Artist's Folder Access
You will be given access to your very own project folder stored in a secure off-site location. I will send you the link to your folder via email. Your project folder will contain all the data (including a copy of original submitted files) pertaining to the project and can be accessed by you at anytime. I will notify you of any file updates for your review. I make on-site and off-site backups of all my session work daily; so rest assured that your project data is secure and well kept.
When mixes, masters, or custom tracks are near completion they will be posted for artist review. Two revisions per track will be allowed should the artist not be satisfied with the review material. As a matter of security all posted tracks will be digitally watermarked. Final releases will be free from such watermarks.
Upon the satisfaction of the artist a final invoice will be sent. A confirmed receipt of the remaining 50% due will initiate final release of all project material. As a professional courtesy, I ask that Sonic Imagery Productions be given proper credit for services rendered on publicly released material. In reciprocation, Sonic Imagery Productions will provide on-site reference to the artist's social and merchandise links. If the artist prefers otherwise, their wishes will be honored.
There are a number of things that you or your band can do to ensure that your recording time in the studio is productive and within budget. First and foremost you should be on time. If a session is scheduled for 2PM the clock starts exactly then; with, or without you. Just remember arriving early is always a good thing and can provide you the opportunity to warm up.
Invest your time with proper rehearsal. Know the songs inside and out, individually and as a band. Proper time management requires your intimate knowledge of the song structure so that all overdubbing processes will run quickly and smoothly. Aids such as music and lyric sheets will help keep things organized and running smoothly.
Bring reliable instruments and equipment. Consider new drum heads and guitar strings; both of which require proper stretching a day or two before the session. Double up on everything such as: cables, strings, picks, batteries, etc... Vocal aids such as: lozenges, teas or honey can help prolong your voice. Ensure that all instruments are properly tuned before each take.
Breath In, Breath Out
Please take these tips into consideration, they are provided for you so that you can enjoy the opportunity to record the music you've worked so very hard on. Everything covered? Great! It's now time to relax, have fun, and let it shine!
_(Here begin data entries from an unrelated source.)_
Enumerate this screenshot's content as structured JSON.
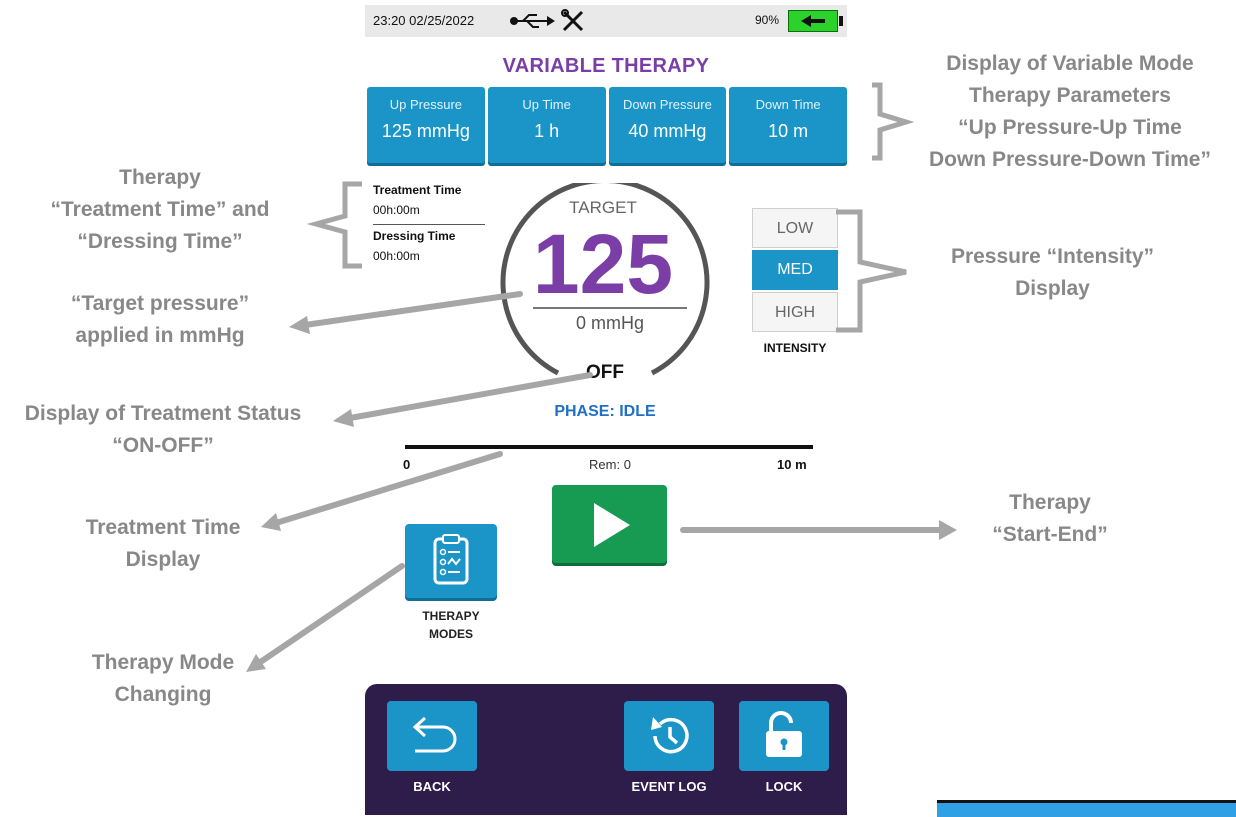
{
  "status_bar": {
    "datetime": "23:20 02/25/2022",
    "battery_percent": "90%",
    "usb_icon": "usb-icon",
    "tools_icon": "tools-icon",
    "battery_icon": "battery-charging-icon"
  },
  "screen": {
    "title": "VARIABLE THERAPY",
    "params": [
      {
        "label": "Up Pressure",
        "value": "125 mmHg"
      },
      {
        "label": "Up Time",
        "value": "1 h"
      },
      {
        "label": "Down Pressure",
        "value": "40 mmHg"
      },
      {
        "label": "Down Time",
        "value": "10 m"
      }
    ],
    "treatment_time": {
      "label": "Treatment Time",
      "value": "00h:00m"
    },
    "dressing_time": {
      "label": "Dressing Time",
      "value": "00h:00m"
    },
    "target": {
      "label": "TARGET",
      "value": "125",
      "current": "0 mmHg"
    },
    "status": "OFF",
    "phase": "PHASE: IDLE",
    "intensity": {
      "options": [
        "LOW",
        "MED",
        "HIGH"
      ],
      "selected": "MED",
      "caption": "INTENSITY"
    },
    "progress": {
      "start": "0",
      "remaining": "Rem: 0",
      "end": "10 m",
      "fraction": 0
    },
    "play_icon": "play-icon",
    "modes": {
      "icon": "clipboard-icon",
      "caption_line1": "THERAPY",
      "caption_line2": "MODES"
    },
    "bottom_nav": [
      {
        "label": "BACK",
        "icon": "back-arrow-icon"
      },
      {
        "label": "EVENT LOG",
        "icon": "history-icon"
      },
      {
        "label": "LOCK",
        "icon": "unlock-icon"
      }
    ]
  },
  "annotations": {
    "params_display": [
      "Display of Variable Mode",
      "Therapy Parameters",
      "“Up Pressure-Up Time",
      "Down Pressure-Down Time”"
    ],
    "therapy_times": [
      "Therapy",
      "“Treatment Time” and",
      "“Dressing Time”"
    ],
    "target_pressure": [
      "“Target pressure”",
      "applied in mmHg"
    ],
    "treatment_status": [
      "Display of Treatment Status",
      "“ON-OFF”"
    ],
    "treatment_time_display": [
      "Treatment Time",
      "Display"
    ],
    "intensity_display": [
      "Pressure “Intensity”",
      "Display"
    ],
    "start_end": [
      "Therapy",
      "“Start-End”"
    ],
    "mode_changing": [
      "Therapy Mode",
      "Changing"
    ]
  },
  "colors": {
    "accent_blue": "#1b95c7",
    "title_purple": "#7a3ea6",
    "play_green": "#179a52",
    "nav_dark": "#2e1c4a",
    "annotation_gray": "#888888"
  }
}
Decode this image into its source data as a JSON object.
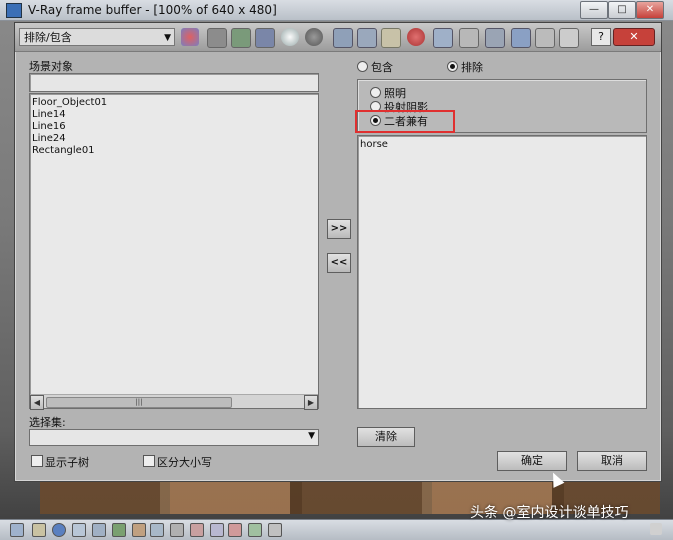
{
  "window": {
    "title": "V-Ray frame buffer - [100% of 640 x 480]",
    "min_btn": "—",
    "max_btn": "□",
    "close_btn": "✕"
  },
  "dialog": {
    "dropdown_title": "排除/包含",
    "help_btn": "?",
    "close_btn": "✕",
    "scene_objects": {
      "label": "场景对象",
      "filter_value": "",
      "items": [
        "Floor_Object01",
        "Line14",
        "Line16",
        "Line24",
        "Rectangle01"
      ]
    },
    "move_right_btn": ">>",
    "move_left_btn": "<<",
    "mode": {
      "include_label": "包含",
      "exclude_label": "排除",
      "selected": "exclude"
    },
    "type": {
      "illumination_label": "照明",
      "shadow_label": "投射阴影",
      "both_label": "二者兼有",
      "selected": "both"
    },
    "excluded_items": [
      "horse"
    ],
    "clear_btn": "清除",
    "selection_set": {
      "label": "选择集:",
      "value": ""
    },
    "show_subtree_label": "显示子树",
    "case_sensitive_label": "区分大小写",
    "ok_btn": "确定",
    "cancel_btn": "取消"
  },
  "watermark": "头条 @室内设计谈单技巧",
  "colors": {
    "highlight": "#e03030",
    "dialog_bg": "#b3b3b3"
  }
}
Files: Format & Quality
I only accept .wav or .aiff files. Lossy formats such as MP3, AAC, WMA, or Ogg Vorbis will not be accepted. Unless tracking was initially done at 16 bit / 44.1 kHz, all files should be at least 24 bit / 44.1 kHz or higher. It is important that files be received at the originally produced resolution as conversion/dithering is part of the mastering process.
Consolidate each track so that all of the audio files start at the same point (i.e. 00:00 on the timeline). This will allow them to be imported in the proper time relationship; synchronized in relation to each other. Make sure that there is at least one or two bars before and after the song begins (noise print allowance).
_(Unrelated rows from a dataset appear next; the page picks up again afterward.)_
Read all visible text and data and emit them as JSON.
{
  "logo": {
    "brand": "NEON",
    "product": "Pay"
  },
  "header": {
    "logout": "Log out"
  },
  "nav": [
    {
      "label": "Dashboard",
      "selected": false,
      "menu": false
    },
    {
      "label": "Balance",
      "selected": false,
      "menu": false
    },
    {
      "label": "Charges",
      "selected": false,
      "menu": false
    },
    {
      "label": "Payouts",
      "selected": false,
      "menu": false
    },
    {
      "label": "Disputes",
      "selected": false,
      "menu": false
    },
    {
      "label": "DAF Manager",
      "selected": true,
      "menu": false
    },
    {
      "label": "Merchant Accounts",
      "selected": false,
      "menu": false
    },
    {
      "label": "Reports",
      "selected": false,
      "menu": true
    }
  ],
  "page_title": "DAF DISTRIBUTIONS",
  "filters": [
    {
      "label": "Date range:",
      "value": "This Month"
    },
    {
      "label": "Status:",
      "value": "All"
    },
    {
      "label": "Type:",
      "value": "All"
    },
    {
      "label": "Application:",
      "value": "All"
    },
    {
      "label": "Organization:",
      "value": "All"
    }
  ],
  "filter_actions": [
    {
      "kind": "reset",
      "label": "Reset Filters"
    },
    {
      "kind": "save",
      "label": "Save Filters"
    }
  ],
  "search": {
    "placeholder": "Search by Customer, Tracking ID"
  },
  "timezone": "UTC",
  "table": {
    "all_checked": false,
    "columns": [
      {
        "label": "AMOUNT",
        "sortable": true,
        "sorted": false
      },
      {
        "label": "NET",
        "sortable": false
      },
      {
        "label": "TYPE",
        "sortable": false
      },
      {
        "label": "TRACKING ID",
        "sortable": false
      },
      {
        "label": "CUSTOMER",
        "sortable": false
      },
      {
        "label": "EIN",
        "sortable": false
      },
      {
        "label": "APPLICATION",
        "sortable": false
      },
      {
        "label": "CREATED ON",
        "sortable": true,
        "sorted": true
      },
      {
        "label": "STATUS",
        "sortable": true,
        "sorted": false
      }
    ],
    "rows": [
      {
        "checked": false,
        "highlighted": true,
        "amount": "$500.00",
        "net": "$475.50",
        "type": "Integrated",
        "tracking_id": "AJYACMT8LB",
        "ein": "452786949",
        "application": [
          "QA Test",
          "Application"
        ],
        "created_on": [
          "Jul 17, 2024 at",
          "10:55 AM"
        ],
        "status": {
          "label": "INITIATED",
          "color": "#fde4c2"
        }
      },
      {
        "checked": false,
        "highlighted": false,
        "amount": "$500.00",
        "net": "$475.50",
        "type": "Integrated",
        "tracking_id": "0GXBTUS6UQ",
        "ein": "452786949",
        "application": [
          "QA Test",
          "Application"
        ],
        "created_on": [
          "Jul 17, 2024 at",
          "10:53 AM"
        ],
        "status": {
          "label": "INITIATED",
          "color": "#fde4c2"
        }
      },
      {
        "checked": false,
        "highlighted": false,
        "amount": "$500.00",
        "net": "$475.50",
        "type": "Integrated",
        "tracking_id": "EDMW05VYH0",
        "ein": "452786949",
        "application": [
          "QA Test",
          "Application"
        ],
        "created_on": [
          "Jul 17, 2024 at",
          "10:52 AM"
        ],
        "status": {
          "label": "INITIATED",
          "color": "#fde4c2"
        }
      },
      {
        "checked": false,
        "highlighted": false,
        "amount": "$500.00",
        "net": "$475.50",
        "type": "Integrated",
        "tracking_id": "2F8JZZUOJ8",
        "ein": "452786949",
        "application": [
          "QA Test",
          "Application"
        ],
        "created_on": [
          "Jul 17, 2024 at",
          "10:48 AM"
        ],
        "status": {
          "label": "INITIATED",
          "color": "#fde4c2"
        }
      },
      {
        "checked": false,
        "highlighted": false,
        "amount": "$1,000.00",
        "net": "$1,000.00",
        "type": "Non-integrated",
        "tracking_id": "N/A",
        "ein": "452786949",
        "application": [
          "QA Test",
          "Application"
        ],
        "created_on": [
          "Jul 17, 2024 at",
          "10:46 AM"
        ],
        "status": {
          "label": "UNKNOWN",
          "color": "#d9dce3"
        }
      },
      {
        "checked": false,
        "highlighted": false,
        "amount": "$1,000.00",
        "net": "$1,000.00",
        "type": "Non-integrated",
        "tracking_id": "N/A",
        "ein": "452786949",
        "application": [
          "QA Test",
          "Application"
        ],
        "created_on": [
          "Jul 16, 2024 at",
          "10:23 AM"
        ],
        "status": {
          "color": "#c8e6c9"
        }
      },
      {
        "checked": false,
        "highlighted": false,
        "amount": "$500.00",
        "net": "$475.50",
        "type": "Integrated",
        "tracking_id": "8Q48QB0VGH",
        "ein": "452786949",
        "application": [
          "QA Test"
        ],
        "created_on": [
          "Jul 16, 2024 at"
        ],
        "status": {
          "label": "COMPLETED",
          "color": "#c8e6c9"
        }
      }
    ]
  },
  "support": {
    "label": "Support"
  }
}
Plugins, Effects Processing & Levels
Please remove all track plugins, inserts, EQ, compression, reverb, delay or other effects unless it is an integral part of the track; any processing on your part can not be removed during the mixing stage. No processing on the master bus, e.g. any loudness maximizing processor or EQ of any kind. In short, leave everything as originally recorded, as is, with no processing whatsoever. All track levels should read between -6dBFS to -12dBFS (headroom allowance).
Files: Names & Order
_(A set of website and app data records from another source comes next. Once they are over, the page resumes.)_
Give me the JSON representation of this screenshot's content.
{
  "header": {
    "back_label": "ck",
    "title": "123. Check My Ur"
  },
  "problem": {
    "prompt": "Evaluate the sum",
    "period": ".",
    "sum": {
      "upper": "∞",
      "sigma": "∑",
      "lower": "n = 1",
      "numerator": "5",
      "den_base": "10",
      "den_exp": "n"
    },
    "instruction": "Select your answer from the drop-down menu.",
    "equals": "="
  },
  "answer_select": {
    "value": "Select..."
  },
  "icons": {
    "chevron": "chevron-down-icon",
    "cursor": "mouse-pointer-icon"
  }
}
Please be sure to have all your tracks properly labeled. This is a necessity for quick navigation during the mixing stage. Some examples are:
If you have your own naming scheme please ensure that a reference sheet is included in your submission.
Please include a text file with the follow information inside:
- Artist / Band Name and Contact Info
- Producer Name & Contact Info (if any)
- Record Label and Contact Info (if any)
- Album or Project Title
- Song Titles
- BPM of Each Song
- Special Notes & References
Ensure that everything is accurate and spelled correctly.
Remove any Master Bus Compression, Limiting, and Equalization
Many times mixing engineers pre-master their tracks to get a better sound. While the pre-master may sound better, adding processors to the master bus makes it difficult if not impossible for me to make a great master. In rare instances engineers may use a special processor or plug-in on the master bus for effect. If so, make sure to notify me when you send in the project.
Keep the Max Levels of Each Track Between -3dBFS and -6dBFS
By giving me enough headroom to work with I’ll be able to give you a better final master. You don’t want to have clipping on any of the tracks in your mix. It’s important to make sure EVERY TRACK has enough headroom. Do not just lower the master bus, but every single track in your mix.
Eliminate Noise on the Mix
Mastering will make your song louder and bring out imperfections that may not be as noticeable on the mix. If you can hear it in the mix, you will definitely hear it in the master. Remember to remove any pops, clicks, background noise, and anything else that is bothersome. I can remove some noise; however you’ll get a much better master if you fix it in the mix.
Keep Your Mix Clean and Dynamic
Reduce frequency buildups that are not the main focus of the song. Frequency buildups can make a mix sound unclear or 'muddy". Using low-pass filters for instruments or vocals that have little low frequency content helps reduce these buildups. Leave your mix dynamic. Overuse of compression can take the life out of a song. This makes it difficult for the me to create a great sounding master. It's best to leave mixes as dynamic as possible. Doing so gives me sufficient space to sculpt the dynamics to create the best possible master.
Submit the Highest Resolution File You Have
You will want to make sure to submit your files in the same resolution they were mixed at. Generally speaking you will want to submit a 24bit .WAV or .AIF file. These files are lossless (non-compressed or converted) and will give me the best options when mastering. Most any file can be mastered, but the final quality will suffer when using lossy formats such as MP3, AAC, WMA, or Ogg Vorbis codecs.
Submit Reference Songs and Notes
A good mastering engineer knows what commercial levels are and will be able to match your musical genre to these levels. However within each genre there are often differences in equalization and compression. Likewise many artists want a specific sound with their master. For this reason it’s very helpful if you let me know any song references that have a similar sound you want. Please include reference tracks with your project submission if possible. Also adding notes is helpful so I know exactly what you want. This can help reduce revisions and give you the exact sound you want.
Do Not add Fades, Cross Fades, or Spaces
I will add song fades. Leave this up to me and you’ll get a better final master. If you have special requirements for spacing between tracks make sure to me know. Redbook standard gap is 2 seconds.
Remove any Dithering
As with fades, dithering will be added by my self. If you’ve pre-mastered your track with dithering, or other plug-ins designed to “enhance” the sound you will want to remove them. Dithering is best left to me to choose the correct settings for each song.
Reference Your Mix
Listen to songs that you want your mix to sound like. It’s important to do this both during the mixing process and especially toward the end of the mix. Compare levels, compression, equalization, effect etc. This can give you a good idea of what you might want to fix, change, or modify. Also, listen to your mix on different playback systems such as your home stereo, car stereo, headphones, and even ear-buds. This will help you make adjustments so your song sounds it's best to all your listeners.
Above All Make Sure Your Mix Sounds Like You Want
This is possibly the most important tip. So often after mastering a song, the artist will decide they are not happy with the way they mixed the track, or want a track replacement. The re-mix will then require re-mastering. Artists should remember that mastering is not a magic fix all and you’re not going to get a great final master if you don’t have a great mix. As mentioned before, mastering will bring out both the best and worst in your mix so it’s important to iron out everything possible before submission.